If we look at the images that lie along evenly spaced intervals of the contours we can see a clear difference between the two neuron types. The perturbations for the top neuron have similar behavior as in the first experiment. With increasing perturbations, the image will look less like \(\Phi_{k}\) and more like \(\nu_{\text{phase}}\). However, this transition is linear, which means you will see both phases superimposed on top of each other. It is not actually shifting the phase of the edge. The perturbations for the bottom neuron, on the other hand, result in a continuous phase shift. By definition, since these images lie along the iso-response contour, the output of the neuron is equal for all of them. This means that the bottom cell has phase invariance, while the top cell does not.

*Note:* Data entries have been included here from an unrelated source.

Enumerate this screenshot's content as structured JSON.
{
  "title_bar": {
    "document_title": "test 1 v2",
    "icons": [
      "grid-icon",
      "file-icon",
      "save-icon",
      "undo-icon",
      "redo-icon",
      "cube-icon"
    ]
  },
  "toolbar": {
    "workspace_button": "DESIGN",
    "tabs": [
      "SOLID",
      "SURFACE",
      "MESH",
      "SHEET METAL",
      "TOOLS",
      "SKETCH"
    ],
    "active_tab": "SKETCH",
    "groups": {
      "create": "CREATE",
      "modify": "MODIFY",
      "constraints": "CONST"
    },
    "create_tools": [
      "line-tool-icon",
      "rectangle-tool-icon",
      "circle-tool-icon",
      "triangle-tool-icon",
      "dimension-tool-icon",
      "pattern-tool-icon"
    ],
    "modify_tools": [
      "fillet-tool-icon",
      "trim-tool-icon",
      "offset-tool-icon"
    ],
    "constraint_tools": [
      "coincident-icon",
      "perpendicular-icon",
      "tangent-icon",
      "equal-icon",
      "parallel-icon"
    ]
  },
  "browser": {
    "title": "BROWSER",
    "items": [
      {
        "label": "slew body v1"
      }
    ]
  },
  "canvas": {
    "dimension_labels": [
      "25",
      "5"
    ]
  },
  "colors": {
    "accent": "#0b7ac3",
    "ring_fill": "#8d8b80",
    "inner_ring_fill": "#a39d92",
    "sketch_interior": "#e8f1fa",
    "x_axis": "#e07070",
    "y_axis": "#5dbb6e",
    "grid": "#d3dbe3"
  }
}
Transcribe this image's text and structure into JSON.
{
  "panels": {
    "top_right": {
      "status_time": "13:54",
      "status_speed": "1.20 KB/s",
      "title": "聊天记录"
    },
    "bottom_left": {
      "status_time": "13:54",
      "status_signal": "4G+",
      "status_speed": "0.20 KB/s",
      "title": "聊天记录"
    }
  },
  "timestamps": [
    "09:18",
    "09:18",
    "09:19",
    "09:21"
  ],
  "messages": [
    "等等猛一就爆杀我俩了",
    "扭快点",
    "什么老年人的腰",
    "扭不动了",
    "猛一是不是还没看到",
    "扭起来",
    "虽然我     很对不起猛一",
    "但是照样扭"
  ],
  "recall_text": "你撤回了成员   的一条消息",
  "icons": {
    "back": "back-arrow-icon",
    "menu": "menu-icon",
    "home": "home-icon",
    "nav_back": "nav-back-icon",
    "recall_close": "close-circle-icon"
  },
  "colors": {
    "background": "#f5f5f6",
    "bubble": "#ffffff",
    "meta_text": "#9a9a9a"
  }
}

fig. 9 The “contour” perturbation direction reveals invariance for neurons with inward-bending iso-response contours. Perturbing along the top neuron’s iso-response contour will make the image look less like a linear combination of \(\Phi_{k}\) and \(\nu_{\text{phase}}\) instead of a phase shift. However, perturbing along the bottom neuron’s contour results in a phase shift. This is easier to see the farther along the contour we perturb, so we used larger perturbations here than those shown in figure 7.

Wrap up

These two experiments illustrate that iso-response curvature can indicate important information about how a neuron processes its input. The curvature analysis gives us a succinct way to understand the nonlinear function a neuron is performing, and allows us to know what features, or changes in features, that a neuron does and does not care about.

In summary, the big takeaways are:

  • linear and pointwise nonlinear neurons have flat iso-response contours, regardless of the nonlinearity used
  • flat iso-response contours indicate linearity and that the neuron’s response will not change if inputs are perturbed orthogonally from their preferred stimulus
  • outward-curved contours indicate selectivity, and the amount of curvature will tell us how selective the neuron is
  • inward-curved contours indicate invariance, which is a property of biological complex cells

There is much more that we can learn by looking at the curvature of neuron iso-response surfaces. In my next post, I use them to explain a concept in machine learning called adversarial robustness. If you are interested in digging into more details, check out my paper on the subject, as well as the work of James Golden et al. (PDF).